Let’s say that you have got a law suit against some company, the Celluloid Frying Pan Company, Inc. for 20 million dollars for manufacturing a product that issued noxious gasses and poisons when used, which product caused the death of one of your loved ones. And let’s go further, and say that the government, alarmed by the potential dangers inherent in the products of the Celluloid Frying Pan company, and other companies like it, in an attempt to curb and discourage the use of such products, have passed legislation that such companies can no longer advertise their products on billboards or in magazines or on television anywhere in the United States. Let’s further say that as a result of such campaign of discouragement, less and less people every day are buying and using celluloid fraying pans precisely because of the deleterious effect caused by the use of them.
Now your lawyer tells you that the lawyers for Celluloid Frying Pan have offered to settle your law suit against them for the $20 million you sued them for. BUT, they say, the only way they can pay you this amount of money is if they pay you a million dollars a year over the next 20 or so years (taking into consideration interest at the legal rate for the outstanding amount of the judgment).
You have to decide whether or not this is a good deal. You ask your lawyer what he or she thinks. And the lawyer tells you it’s iffy. For example, your barrister points out, if Celluloid Frying Pan goes belly up as a result of having no business – because of the United States Government’s affirmative discouragement program – next year, or five, or ten years from now, you aren’t going to be able to collect a cent.

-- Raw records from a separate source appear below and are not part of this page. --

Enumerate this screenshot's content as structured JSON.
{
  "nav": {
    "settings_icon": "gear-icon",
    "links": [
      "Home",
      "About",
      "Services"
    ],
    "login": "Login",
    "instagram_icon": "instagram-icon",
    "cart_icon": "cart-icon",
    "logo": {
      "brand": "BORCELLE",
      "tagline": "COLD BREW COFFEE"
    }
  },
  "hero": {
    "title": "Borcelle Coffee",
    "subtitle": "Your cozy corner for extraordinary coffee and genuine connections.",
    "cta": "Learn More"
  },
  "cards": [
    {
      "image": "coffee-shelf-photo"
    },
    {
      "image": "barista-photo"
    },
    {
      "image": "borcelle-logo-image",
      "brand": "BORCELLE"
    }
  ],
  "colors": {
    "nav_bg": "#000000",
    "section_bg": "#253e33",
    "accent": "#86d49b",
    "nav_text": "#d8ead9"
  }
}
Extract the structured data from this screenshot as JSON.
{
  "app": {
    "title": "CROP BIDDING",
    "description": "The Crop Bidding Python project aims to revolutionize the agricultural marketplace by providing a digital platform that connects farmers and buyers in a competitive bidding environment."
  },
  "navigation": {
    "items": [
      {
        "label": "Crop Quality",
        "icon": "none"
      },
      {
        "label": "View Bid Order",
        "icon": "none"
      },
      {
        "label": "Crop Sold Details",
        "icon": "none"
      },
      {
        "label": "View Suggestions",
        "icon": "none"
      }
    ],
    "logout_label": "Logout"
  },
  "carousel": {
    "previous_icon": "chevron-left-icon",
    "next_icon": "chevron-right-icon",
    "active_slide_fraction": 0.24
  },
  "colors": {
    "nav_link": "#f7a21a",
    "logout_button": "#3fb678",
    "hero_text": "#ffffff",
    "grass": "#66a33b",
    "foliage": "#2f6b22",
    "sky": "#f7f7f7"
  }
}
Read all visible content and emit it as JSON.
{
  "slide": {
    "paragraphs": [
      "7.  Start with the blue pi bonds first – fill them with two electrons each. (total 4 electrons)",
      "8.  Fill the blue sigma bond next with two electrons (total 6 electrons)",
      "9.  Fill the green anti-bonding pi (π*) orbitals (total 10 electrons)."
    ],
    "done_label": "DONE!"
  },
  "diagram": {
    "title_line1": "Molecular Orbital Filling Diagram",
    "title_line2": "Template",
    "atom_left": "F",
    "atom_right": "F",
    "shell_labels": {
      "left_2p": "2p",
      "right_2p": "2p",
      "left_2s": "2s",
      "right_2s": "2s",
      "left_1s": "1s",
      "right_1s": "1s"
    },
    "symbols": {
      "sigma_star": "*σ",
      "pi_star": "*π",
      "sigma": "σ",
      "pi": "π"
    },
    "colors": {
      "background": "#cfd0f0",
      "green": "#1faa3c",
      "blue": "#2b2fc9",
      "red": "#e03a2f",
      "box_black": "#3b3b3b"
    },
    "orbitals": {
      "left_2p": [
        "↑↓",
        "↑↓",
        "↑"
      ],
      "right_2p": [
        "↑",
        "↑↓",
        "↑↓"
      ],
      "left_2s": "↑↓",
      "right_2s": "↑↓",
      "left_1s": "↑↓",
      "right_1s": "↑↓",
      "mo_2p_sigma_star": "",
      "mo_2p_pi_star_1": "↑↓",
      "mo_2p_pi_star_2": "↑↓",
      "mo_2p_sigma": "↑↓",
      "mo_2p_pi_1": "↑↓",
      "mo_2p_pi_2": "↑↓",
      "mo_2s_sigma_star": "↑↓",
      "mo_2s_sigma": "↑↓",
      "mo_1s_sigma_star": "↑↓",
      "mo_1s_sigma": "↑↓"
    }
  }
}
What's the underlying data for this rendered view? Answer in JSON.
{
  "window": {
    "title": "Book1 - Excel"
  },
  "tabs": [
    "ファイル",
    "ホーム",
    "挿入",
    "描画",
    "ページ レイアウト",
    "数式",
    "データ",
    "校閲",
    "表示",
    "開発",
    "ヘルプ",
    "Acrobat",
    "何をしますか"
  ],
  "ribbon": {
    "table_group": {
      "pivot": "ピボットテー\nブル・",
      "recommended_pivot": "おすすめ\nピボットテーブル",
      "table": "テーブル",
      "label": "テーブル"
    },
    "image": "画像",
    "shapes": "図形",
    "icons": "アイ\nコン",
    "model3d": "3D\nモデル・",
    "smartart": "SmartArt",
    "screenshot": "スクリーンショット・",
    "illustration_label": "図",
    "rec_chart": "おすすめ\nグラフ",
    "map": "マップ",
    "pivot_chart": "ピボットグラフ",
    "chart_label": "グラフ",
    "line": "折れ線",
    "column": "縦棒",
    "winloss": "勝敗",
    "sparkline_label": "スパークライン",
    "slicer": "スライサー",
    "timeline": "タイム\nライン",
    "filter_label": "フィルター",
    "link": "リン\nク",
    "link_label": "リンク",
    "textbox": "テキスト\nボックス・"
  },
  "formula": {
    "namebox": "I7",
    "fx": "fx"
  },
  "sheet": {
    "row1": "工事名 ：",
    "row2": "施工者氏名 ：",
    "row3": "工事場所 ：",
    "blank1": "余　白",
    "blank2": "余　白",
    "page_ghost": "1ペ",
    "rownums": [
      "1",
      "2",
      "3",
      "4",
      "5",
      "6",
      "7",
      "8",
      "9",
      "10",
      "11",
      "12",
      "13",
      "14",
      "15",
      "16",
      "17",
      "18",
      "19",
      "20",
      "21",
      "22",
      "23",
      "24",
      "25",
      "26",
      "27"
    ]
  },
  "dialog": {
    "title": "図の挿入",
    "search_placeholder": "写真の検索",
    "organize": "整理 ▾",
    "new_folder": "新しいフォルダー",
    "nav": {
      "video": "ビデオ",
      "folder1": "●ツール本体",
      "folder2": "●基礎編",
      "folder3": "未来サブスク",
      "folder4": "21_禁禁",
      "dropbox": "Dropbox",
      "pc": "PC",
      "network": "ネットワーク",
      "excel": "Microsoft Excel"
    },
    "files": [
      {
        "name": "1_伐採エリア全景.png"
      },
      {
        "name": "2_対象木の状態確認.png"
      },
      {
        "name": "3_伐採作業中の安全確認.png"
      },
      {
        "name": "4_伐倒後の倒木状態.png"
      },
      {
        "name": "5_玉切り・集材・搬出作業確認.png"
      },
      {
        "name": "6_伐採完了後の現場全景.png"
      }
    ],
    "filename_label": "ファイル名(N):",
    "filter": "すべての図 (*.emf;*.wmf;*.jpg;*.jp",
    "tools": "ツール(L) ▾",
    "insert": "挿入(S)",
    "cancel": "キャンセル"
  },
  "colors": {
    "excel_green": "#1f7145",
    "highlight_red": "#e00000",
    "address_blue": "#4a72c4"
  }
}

And you say to the lawyer, Hey! That’s not fair. And your lawyer says to you, fairness stopped at the threshold of the 3rd , maybe 2nd grade. This is what is called, in legal terms, he says. Welcome to The Real World.
Is there anything that can be done to guarantee the payment, you ask? Yeah, says the lawyer, if they put up securities or cash in escrow in sufficient amount to guarantee the balance. But they’re not offering that. They’re offering their corporate signature on a piece of paper.
What happens if the company goes out of business? you ask. Is there any kind of government guarantee for corporations or businesses that go out of business. Nope!
What do you think, you ask the lawyer. You think such big companies can just go out of business. I never expected Pan American Airways to go out of business. Nor Eastern Airlines. Nor Nabisco. So, could they go out of business? Sure. Will they? Who knows?
But they’re diversifying, you tell your lawyer. They’ll have other interests that can pay, right? If I were advising them as a client, just like I would advise you, if one aspect of your business is going into the toilet, sure as hell, don’t diversify and blend your new, good business to your old, failing corporation. Form a totally independent corporation, one that is totally free of any obligatory liability from the old business.
Hell, that’s not fair – I know, I know, 3rd grade. Screw it, you tell the lawyer, that settlement isn’t worth the paper it’s written on. Get me some cash or don’t settle.
Well, now, let’s translate the above illustration into current day reality. Here we have Our Heros I and II, Pataki and Guiliani, as well as alleged responsible government officials in all kinds of states and cities, parsing out how they are going to be able to rely upon, spend the reap from, finance our futures as a result of the tobacco companies settling humongous law suits against them, payable over the next 20 or 25 years. In other words, our present political geniuses are planning to support substantial portions of our future budgets bonds that New York State and New York City are going to sell to the public, which bonds, in turn, are going to be paid off with the funds paid by the tobacco companies in settlement of the current law suits.
Meanwhile, at and during the same period of time, the U.S. government is going to do all it can to drive these same tobacco companies out of business. Every place you go, now and into the future, is going to discourages smoking; work in an office, in the middle of winter, you have to go outside and stand in the slush for a puff. Go to a restaurant, and the other customers are aghast if the slightest whiff of cigarette smoke offends their olfactory organs. Go to college, and there’s no smoking in the classes, in the school buildings, in the cafeterias, in the dorms. Go to any government location, fly to anywhere in the world on an American airline – No Smoking! I took a European friend to a game at Yankee stadium; he was dumbfounded, not by the game so much, as by the fact that no one can smoke in an outdoor arena, open to the sky.
And our school budgets for the next 20 years, the re-building of our schools, the hiring and paying for a host of new teachers, and a lot of other future budget items are going to be paid for by bonds that Heroes everywhere are going to try to sell to the public, guaranteed by the tobacco industry settlement money?
Guaranteed??? By money that’s going to come over the next 20 years from businesses that our government is going to do its darnedest to drive right out of business?
Who’s going to buy these bonds? Me? Are you blowing smoke at me, or what?